Lewis uses precise criteria for what constitutes a "cyberattack,” which, like the Pentagon’s, are that it must produce a result equivalent to a kinetic attack. “Countries do not go to war over espionage,” he writes.
“There have been many annoyances, much crime, and rampant spying, but the only incidents that have caused physical damage or disruption to critical services are the alleged Israeli use of cyberattack to disrupt Syrian air defenses and the Stuxnet attacks against Iran’s nuclear facilities,” Lewis writes.
The oft-cited “attacks” against Estonia and Georgia do not fall into this category, he said. Likewise, “The recent escapades involving groups like Anonymous or LulzSec do not qualify as attacks.”
As a writer, I probably am guilty of using the word “attack” more freely than can be strictly justified. In my defense, it is easy to use it as a blanket descriptor for a wide variety of incidents that are reported every day. And you could make a good argument that “attack” is a legitimate term for any technique or process delivering malicious code or an exploit.

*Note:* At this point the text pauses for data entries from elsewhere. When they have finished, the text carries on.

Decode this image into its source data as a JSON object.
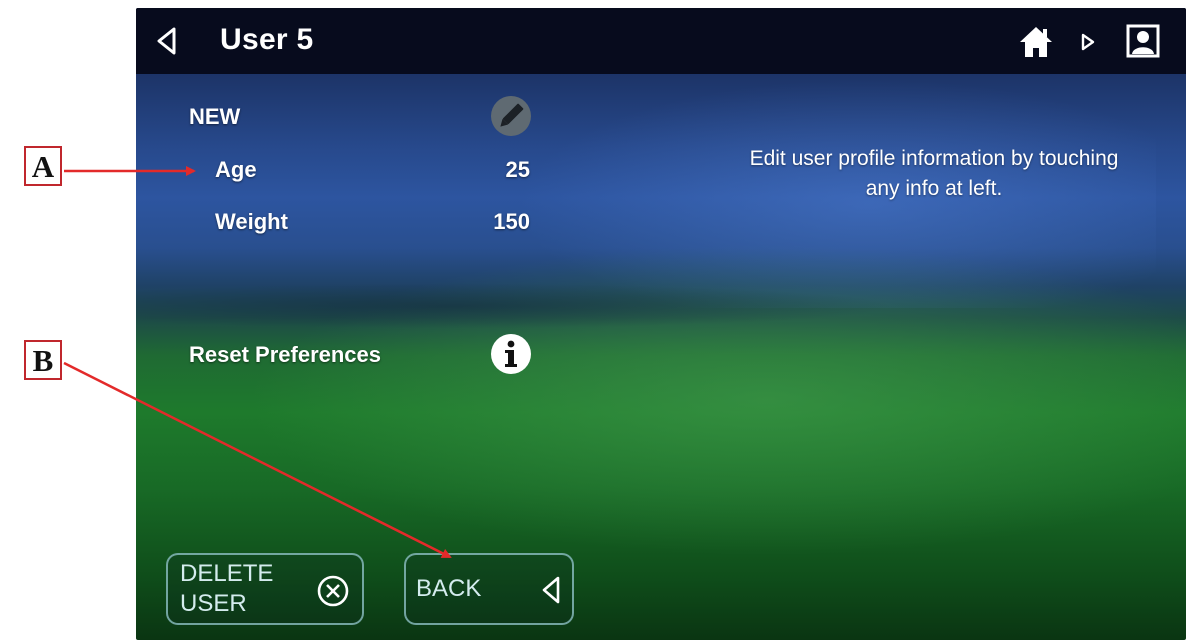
{
  "window": {
    "title": "User 5"
  },
  "profile": {
    "name_label": "NEW",
    "age": {
      "label": "Age",
      "value": "25"
    },
    "weight": {
      "label": "Weight",
      "value": "150"
    }
  },
  "reset": {
    "label": "Reset Preferences"
  },
  "help_text": "Edit user profile information by touching any info at left.",
  "buttons": {
    "delete_label": "DELETE\nUSER",
    "back_label": "BACK"
  },
  "callouts": {
    "a": "A",
    "b": "B"
  },
  "icons": {
    "title_back": "back-triangle-icon",
    "home": "home-icon",
    "play": "play-icon",
    "profile": "profile-icon",
    "edit": "pencil-icon",
    "info": "info-icon",
    "delete": "circle-x-icon",
    "back": "back-triangle-icon"
  },
  "colors": {
    "titlebar": "#070b1d",
    "callout_red": "#c0272d",
    "button_border": "#96c8cd",
    "text": "#ffffff"
  }
}
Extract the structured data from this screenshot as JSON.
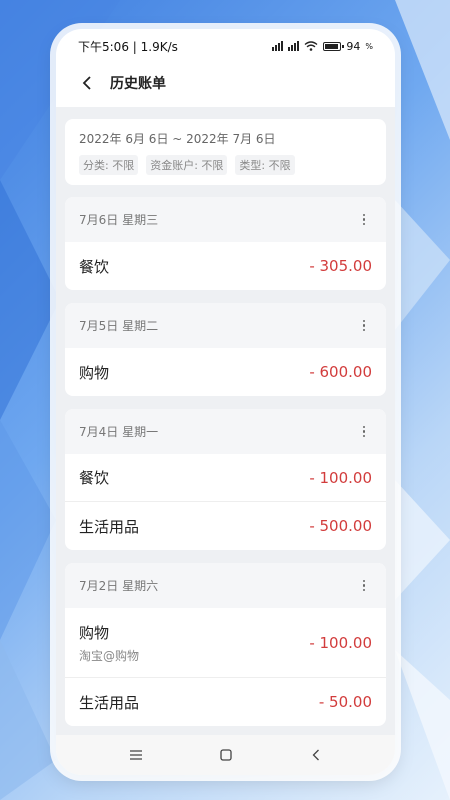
{
  "status_bar": {
    "time_speed": "下午5:06 | 1.9K/s",
    "battery": "94"
  },
  "header": {
    "title": "历史账单"
  },
  "filter": {
    "date_range": "2022年 6月 6日 ~ 2022年 7月 6日",
    "chips": [
      "分类: 不限",
      "资金账户: 不限",
      "类型: 不限"
    ]
  },
  "days": [
    {
      "label": "7月6日  星期三",
      "entries": [
        {
          "category": "餐饮",
          "amount": "- 305.00"
        }
      ]
    },
    {
      "label": "7月5日  星期二",
      "entries": [
        {
          "category": "购物",
          "amount": "- 600.00"
        }
      ]
    },
    {
      "label": "7月4日  星期一",
      "entries": [
        {
          "category": "餐饮",
          "amount": "- 100.00"
        },
        {
          "category": "生活用品",
          "amount": "- 500.00"
        }
      ]
    },
    {
      "label": "7月2日  星期六",
      "entries": [
        {
          "category": "购物",
          "note": "淘宝@购物",
          "amount": "- 100.00"
        },
        {
          "category": "生活用品",
          "amount": "- 50.00"
        }
      ]
    }
  ],
  "colors": {
    "accent_expense": "#d23c3c",
    "page_bg": "#eef0f3"
  },
  "icons": {
    "back": "back-arrow-icon",
    "more": "more-vertical-icon",
    "nav": [
      "menu-icon",
      "home-icon",
      "back-icon"
    ]
  }
}
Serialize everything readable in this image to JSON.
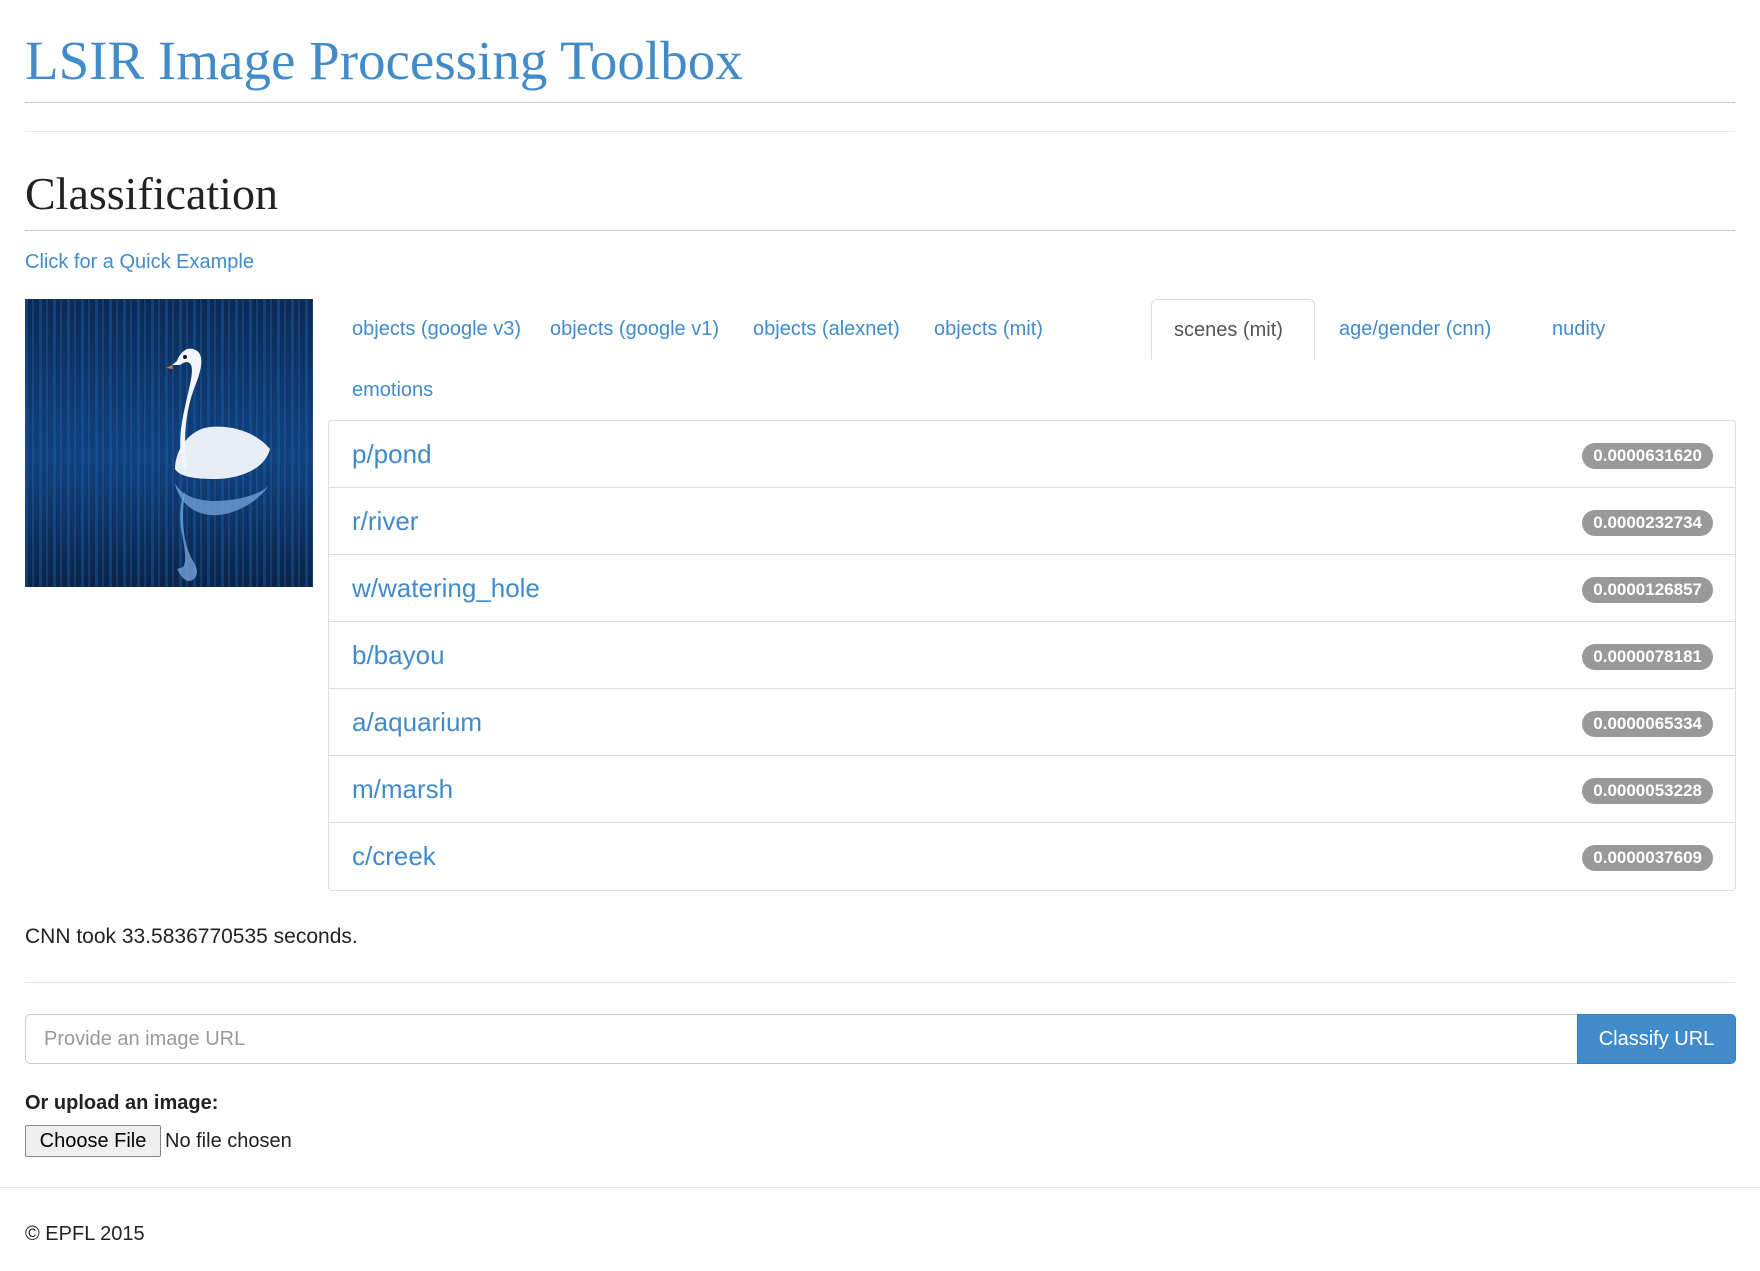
{
  "app": {
    "title": "LSIR Image Processing Toolbox"
  },
  "section": {
    "title": "Classification",
    "quick_example": "Click for a Quick Example"
  },
  "tabs": [
    {
      "label": "objects (google v3)",
      "active": false
    },
    {
      "label": "objects (google v1)",
      "active": false
    },
    {
      "label": "objects (alexnet)",
      "active": false
    },
    {
      "label": "objects (mit)",
      "active": false
    },
    {
      "label": "scenes (mit)",
      "active": true
    },
    {
      "label": "age/gender (cnn)",
      "active": false
    },
    {
      "label": "nudity",
      "active": false
    },
    {
      "label": "emotions",
      "active": false
    }
  ],
  "results": [
    {
      "label": "p/pond",
      "score": "0.0000631620"
    },
    {
      "label": "r/river",
      "score": "0.0000232734"
    },
    {
      "label": "w/watering_hole",
      "score": "0.0000126857"
    },
    {
      "label": "b/bayou",
      "score": "0.0000078181"
    },
    {
      "label": "a/aquarium",
      "score": "0.0000065334"
    },
    {
      "label": "m/marsh",
      "score": "0.0000053228"
    },
    {
      "label": "c/creek",
      "score": "0.0000037609"
    }
  ],
  "timing": "CNN took 33.5836770535 seconds.",
  "url_form": {
    "placeholder": "Provide an image URL",
    "value": "",
    "button_label": "Classify URL"
  },
  "upload": {
    "label": "Or upload an image:",
    "button_label": "Choose File",
    "status": "No file chosen"
  },
  "footer": {
    "copyright": "© EPFL 2015"
  },
  "colors": {
    "link": "#428bca",
    "badge": "#999999",
    "primary_button": "#428bca"
  }
}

But writers, and their readers, should distinguish between real military action and casual incidents.
Lewis is no Pollyanna and does not ignore or discount the reality of cyber war. “There are countries that could launch damaging cyberattacks,” he writes. “At least 5 militaries have advanced cyberattack capabilities, and at least another 30 countries intend to acquire them.” And it is likely that most militaries will have the capability before much longer.
But he also recognizes that political and military realities will control the use of these weapons, just as with kinetic weapons. “We can regard them as another weapons system with both tactical and strategic uses, similar to missiles or aircraft that can be launched from a distance and strike rapidly at a target.”
Failure to distinguish between a real cyberattack and daily incidents that can range from irritating to malicious only clouds important issues and adds to the fog of war.